[What the task requires]
Locate the word "phone" in the entries below, then gather every line that holds it.
□ □ □ □ □ □ □
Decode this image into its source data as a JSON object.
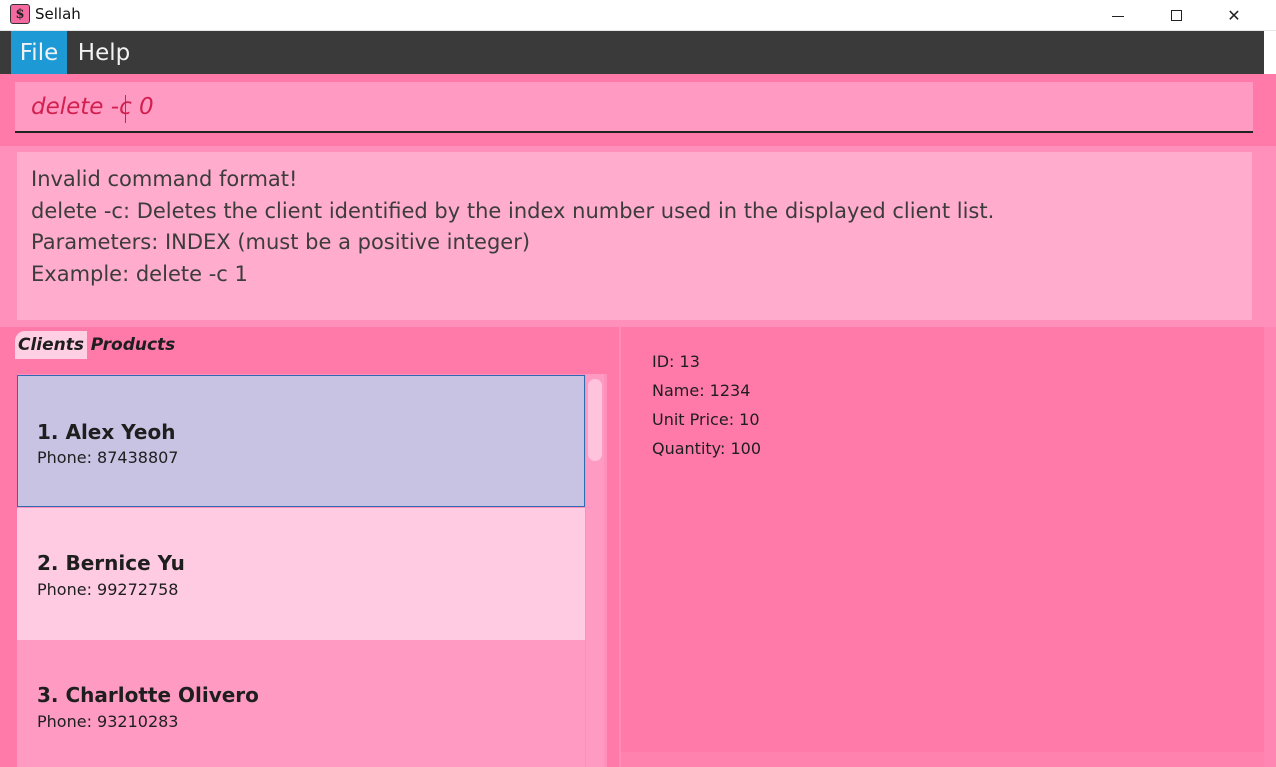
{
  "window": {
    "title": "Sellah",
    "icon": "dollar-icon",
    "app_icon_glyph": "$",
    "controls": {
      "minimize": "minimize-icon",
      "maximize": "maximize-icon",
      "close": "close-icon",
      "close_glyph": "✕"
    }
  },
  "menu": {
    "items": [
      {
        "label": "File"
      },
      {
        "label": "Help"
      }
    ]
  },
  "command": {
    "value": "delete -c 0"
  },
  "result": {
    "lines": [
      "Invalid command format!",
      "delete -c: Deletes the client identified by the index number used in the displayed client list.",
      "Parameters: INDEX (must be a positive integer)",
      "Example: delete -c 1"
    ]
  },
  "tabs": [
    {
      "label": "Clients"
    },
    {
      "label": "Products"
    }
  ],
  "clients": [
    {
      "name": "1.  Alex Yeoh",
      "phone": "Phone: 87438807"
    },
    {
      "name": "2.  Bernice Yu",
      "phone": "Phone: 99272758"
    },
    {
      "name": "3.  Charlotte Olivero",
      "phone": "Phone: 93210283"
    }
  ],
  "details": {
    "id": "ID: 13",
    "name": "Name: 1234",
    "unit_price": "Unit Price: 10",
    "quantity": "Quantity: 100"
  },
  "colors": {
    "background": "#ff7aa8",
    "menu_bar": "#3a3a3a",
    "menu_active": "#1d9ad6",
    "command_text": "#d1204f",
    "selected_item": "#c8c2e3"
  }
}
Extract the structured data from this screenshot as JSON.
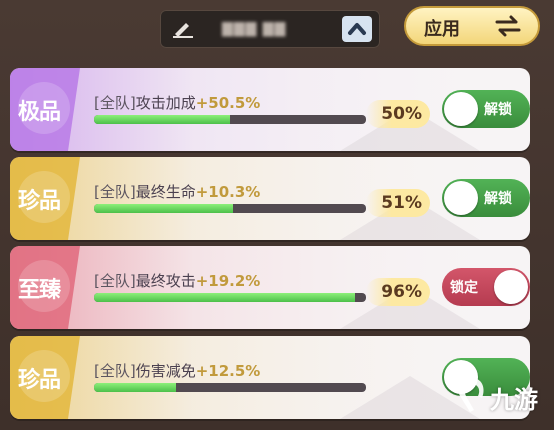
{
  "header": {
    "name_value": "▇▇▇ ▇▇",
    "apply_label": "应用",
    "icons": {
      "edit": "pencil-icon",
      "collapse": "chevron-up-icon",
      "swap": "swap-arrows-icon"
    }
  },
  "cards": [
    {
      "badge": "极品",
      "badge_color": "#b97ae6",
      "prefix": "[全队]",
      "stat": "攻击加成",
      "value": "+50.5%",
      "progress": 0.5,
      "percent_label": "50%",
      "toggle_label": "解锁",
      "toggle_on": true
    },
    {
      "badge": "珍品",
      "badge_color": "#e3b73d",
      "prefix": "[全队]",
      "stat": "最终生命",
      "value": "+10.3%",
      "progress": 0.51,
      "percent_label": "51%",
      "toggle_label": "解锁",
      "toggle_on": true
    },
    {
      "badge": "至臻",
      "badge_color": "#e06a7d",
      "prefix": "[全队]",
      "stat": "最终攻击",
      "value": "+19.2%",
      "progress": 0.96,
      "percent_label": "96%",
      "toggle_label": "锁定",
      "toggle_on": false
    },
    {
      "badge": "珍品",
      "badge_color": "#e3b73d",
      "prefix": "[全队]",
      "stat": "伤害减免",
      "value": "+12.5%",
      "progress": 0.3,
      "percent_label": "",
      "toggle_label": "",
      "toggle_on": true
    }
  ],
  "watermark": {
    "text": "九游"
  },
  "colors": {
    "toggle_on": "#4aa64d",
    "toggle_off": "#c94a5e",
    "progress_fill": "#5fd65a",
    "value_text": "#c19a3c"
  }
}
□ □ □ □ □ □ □
[Your solution]
      "phone": "Phone: 87438807"
      "phone": "Phone: 99272758"
      "phone": "Phone: 93210283"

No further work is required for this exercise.